This plant has two types of buds: lateral buds and tip buds. While lateral buds are often removed, tip buds are kept, which direct the plant’s energy toward one flower. Male buds will produce larger blooms than female ones. Whether you prune them based on size or color is up to you, but remember that the plant’s growth rate is influenced by temperature and light levels. Make sure that your tuberous begonia gets enough sunlight to grow healthily.

When the leaves begin to yellow, remove the plants and store them indoors in a cool place, away from direct sunlight. After the foliage dies back, you can replant the tubers to force flowering in the spring. You can also store the tubers for next year by replanting them when the danger of frost is over. Just be sure to keep the soil dry between watering to prevent rot.

Common Problems With the Tuberous Begonia

Common problems with the tuberous begonia include overwatering, wilting leaves, and sun damage. To help prevent the yellowing of your tuberous begonia, reduce the amount of watering it receives and move it away from bright light. When watering, keep the soil moist but not soggy. In a sunny location, place the plant in partial shade to allow it to get enough water.

When watering tuberous begonias, make sure the soil is aerated and loose. Regularly check soil moisture levels and water only when needed. Avoid overwatering the plant or it will suffer from stem rot. Excessive watering can also result in brown, wilted leaves, and rotted roots. To prevent this, water the soil only when necessary. Do not over-water the plant, as too much water will cause it to wilt or die.

One common problem with tuberous begonias is bacterial leaf spot, which causes the outer leaves to yellow and eventually collapse. This fungus can kill the entire plant. However, if you treat it immediately, the infection can be controlled. The fungus may also cause other problems, such as rust, powdery mildew, and leaf spot disease.

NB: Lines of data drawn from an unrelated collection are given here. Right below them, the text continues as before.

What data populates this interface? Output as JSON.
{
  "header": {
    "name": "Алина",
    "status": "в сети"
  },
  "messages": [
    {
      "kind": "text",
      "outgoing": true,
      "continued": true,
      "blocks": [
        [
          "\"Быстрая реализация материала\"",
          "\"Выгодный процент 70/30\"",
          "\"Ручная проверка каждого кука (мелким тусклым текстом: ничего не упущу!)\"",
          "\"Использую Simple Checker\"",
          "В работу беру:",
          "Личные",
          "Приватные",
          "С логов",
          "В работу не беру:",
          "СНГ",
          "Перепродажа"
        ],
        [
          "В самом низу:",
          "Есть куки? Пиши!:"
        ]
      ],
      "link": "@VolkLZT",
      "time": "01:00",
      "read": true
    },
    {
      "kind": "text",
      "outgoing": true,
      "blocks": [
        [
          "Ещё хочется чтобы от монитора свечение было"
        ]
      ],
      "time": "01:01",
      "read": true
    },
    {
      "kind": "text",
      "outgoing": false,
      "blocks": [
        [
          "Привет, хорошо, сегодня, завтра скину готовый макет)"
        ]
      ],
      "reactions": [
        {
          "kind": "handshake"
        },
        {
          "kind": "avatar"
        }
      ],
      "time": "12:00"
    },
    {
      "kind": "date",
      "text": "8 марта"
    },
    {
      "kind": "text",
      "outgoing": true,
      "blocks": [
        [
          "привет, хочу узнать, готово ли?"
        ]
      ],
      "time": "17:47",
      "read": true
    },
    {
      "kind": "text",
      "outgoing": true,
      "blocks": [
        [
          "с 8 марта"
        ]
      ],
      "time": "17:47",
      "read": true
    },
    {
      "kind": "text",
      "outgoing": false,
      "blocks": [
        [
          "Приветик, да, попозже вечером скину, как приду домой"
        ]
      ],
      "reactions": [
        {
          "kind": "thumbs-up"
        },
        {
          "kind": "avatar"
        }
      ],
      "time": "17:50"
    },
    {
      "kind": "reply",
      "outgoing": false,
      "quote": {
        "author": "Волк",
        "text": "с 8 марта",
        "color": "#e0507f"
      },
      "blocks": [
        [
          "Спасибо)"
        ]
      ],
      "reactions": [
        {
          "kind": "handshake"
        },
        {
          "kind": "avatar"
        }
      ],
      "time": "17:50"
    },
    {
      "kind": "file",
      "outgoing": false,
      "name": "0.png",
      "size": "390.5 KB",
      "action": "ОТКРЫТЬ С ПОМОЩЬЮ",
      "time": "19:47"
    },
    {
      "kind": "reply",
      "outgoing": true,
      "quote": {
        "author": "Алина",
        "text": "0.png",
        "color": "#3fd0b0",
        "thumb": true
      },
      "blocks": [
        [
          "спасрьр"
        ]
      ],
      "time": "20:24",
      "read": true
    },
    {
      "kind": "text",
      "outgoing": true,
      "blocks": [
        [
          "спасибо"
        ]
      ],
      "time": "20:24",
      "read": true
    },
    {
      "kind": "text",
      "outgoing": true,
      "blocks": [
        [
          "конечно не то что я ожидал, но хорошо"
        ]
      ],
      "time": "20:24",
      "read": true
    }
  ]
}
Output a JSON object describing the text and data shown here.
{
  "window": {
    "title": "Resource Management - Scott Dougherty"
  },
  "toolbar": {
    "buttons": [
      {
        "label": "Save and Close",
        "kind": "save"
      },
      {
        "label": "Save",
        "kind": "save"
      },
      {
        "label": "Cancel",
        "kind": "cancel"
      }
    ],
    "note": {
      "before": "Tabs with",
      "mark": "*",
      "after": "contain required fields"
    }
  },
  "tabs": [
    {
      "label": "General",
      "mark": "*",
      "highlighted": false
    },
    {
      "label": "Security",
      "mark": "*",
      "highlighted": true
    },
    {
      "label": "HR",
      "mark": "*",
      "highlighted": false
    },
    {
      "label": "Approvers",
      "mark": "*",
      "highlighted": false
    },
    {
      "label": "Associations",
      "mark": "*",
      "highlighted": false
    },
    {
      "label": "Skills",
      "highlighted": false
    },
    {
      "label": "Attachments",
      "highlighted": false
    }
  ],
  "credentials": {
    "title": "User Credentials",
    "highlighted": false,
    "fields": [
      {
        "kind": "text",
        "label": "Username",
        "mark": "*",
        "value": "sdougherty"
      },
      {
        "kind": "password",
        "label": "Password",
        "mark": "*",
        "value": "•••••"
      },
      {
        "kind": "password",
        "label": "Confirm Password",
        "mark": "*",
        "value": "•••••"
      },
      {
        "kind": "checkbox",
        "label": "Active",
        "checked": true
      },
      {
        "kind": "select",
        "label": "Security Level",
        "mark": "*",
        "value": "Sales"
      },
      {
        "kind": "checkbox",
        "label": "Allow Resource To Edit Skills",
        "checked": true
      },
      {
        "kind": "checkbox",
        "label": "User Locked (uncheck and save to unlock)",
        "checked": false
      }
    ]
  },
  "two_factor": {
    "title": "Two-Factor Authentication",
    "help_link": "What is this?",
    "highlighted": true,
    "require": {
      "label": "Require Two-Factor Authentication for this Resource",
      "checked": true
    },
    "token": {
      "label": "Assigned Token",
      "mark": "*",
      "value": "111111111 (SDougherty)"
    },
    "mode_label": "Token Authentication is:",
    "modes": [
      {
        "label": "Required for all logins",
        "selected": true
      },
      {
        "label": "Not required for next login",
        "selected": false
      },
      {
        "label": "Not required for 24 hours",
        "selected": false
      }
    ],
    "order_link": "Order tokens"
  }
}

Watering a tuberous begonia requires a combination of moist and dry soil. Avoid overwatering as this may result in waterlogging and tuber rot. It is also important to keep the soil moist but not too dry, as this can result in the leaves wilting. Lastly, watering the tuberous begonia properly will help it grow at the proper temperature. Begonias like warm temperatures, but cannot tolerate high temperatures.

Yellow Houseplants Other Than the Tuberous Begonia